Antonio Conte is a gamble Tottenham Hotspur can’t afford not to take
“It’s time to stop being so crap,” was Tottenham Hotspur manager-in-waiting Antonio Conte’s rallying cry to the Juventus squad he inherited, according to his former player Andrea Pirlo.
A similar sentiment would not be inappropriate at Spurs if, as expected, Conte is named the successor to Nuno Espirito Santo, who was fired after just four months today.
That speech, just over a decade ago, may not have been poetic, but it was effective.
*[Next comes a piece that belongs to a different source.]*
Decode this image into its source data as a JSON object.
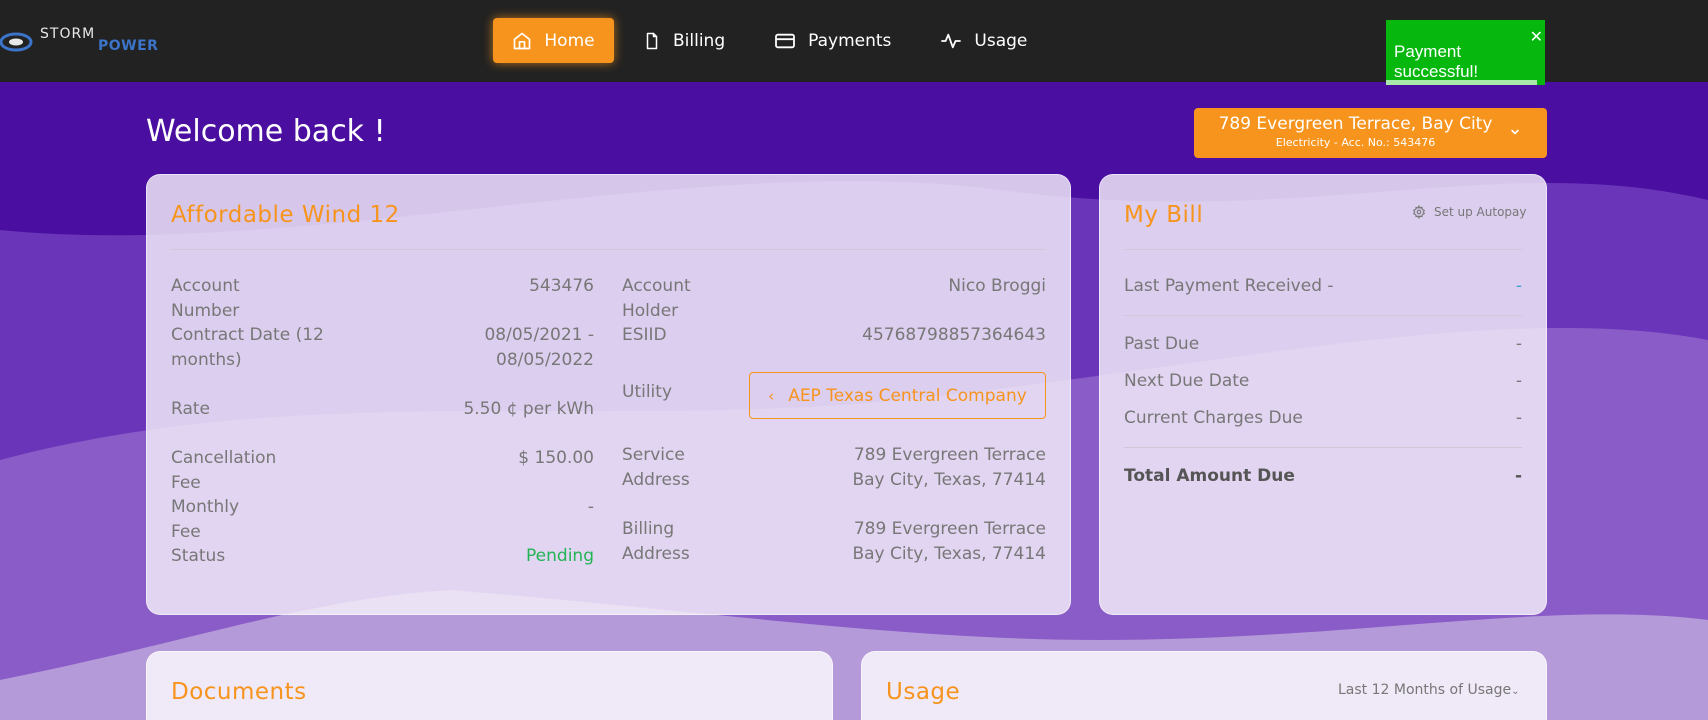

Conte turned a Juve side that had finished seventh into unbeaten Italian champions in his first season.
In fact he is the closest thing in elite European football management to a sure-fire winner; none of his last four jobs can be classed as anything other than a success.
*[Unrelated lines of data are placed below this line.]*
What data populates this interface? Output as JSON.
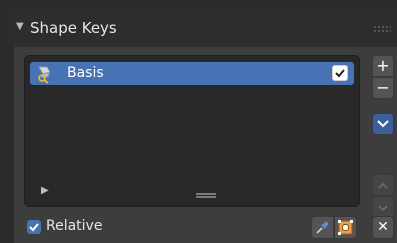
{
  "panel": {
    "title": "Shape Keys",
    "collapse_icon": "triangle-down-icon",
    "drag_icon": "grip-dots-icon"
  },
  "list": {
    "items": [
      {
        "label": "Basis",
        "icon": "shape-key-icon",
        "checked": true,
        "selected": true
      }
    ],
    "filter_icon": "triangle-right-icon",
    "resize_icon": "resize-grip-icon"
  },
  "side_buttons": {
    "add": "+",
    "remove": "−",
    "specials_icon": "chevron-down-icon",
    "move_up_icon": "arrow-up-icon",
    "move_down_icon": "arrow-down-icon"
  },
  "footer": {
    "relative_label": "Relative",
    "relative_checked": true,
    "pin_icon": "pin-icon",
    "edit_mode_icon": "edit-mode-icon",
    "clear_label": "✕"
  },
  "colors": {
    "selection": "#4772b3",
    "panel_bg": "#3d3d3d",
    "list_bg": "#282828",
    "button_bg": "#545454"
  }
}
At Juventus, the side he represented as an industrious midfielder, he won three consecutive Serie A titles that laid the foundations for a decade of domestic dominance for the bianconeri.
From there he took over the Italian national team and led a squad of whom little was expected to an eye-catching run to the Euro quarter-finals, featuring wins over Belgium and Spain.
At Chelsea he shook up a team that had finished 10th months earlier, striking on a winning 3-4-3 formula that gleaned 13 wins in a row and, ultimately, the Premier League title.
And at Inter Milan last season he finally ended the Juve stranglehold that he had initiated 10 years earlier, delivering Inter’s first Serie A crown since Jose Mourinho in 2010.
Each job showcased what Conte is about: taking a team that is seen to be underperforming, putting a rocket up them and turning them into champions – or a good side, at the very least.
Conte fits the bill at Tottenham
In that sense, he fits the bill at Tottenham. Since the club’s high of reaching the Champions League final in 2019, they have gone backwards at an alarming rate.
The departure of Mauricio Pochettino and hiring of Mourinho did not stop the rot that had set in and Nuno never looked like being the man to reverse that trend. So it proved.
Spurs desperately need an experienced hand who knows how to deliver and will demand more from a squad that has looked nothing like the sum of its parts for two years or more.
Conte does come with some strings attached, however. He doesn’t tend to hang around for long – his three years at Juve was his longest of eight managerial jobs – and he is highly demanding.
That can mean players find him abrasive – at Chelsea, he alienated Diego Costa to the extent the striker fled to Brazil – but it can also affect his relationships at board level.
He left Inter during the summer following their title win after failing to receive assurances about transfers, despite seeing more than 20 players sign for the club in his two years.
His departure from Juventus in 2014 was marked by similar complaints, while talks with Spurs earlier this year are reported to have stalled over the squad investment he wanted.
Conte himself doesn’t come cheap, either. After giving him an improved contract for delivering the title, Chelsea sacked him with a year left on the deal at a cost of £26m.
His appointment would be a gamble, and a potentially expensive one at that. But if it delivers a return to the Champions League, and the revenue that entails, then it will have been worth it.
And in a season when the top three are streets ahead but fourth place is up for grabs, chairman Daniel Levy might argue that it’s a gamble that Tottenham cannot afford not to take.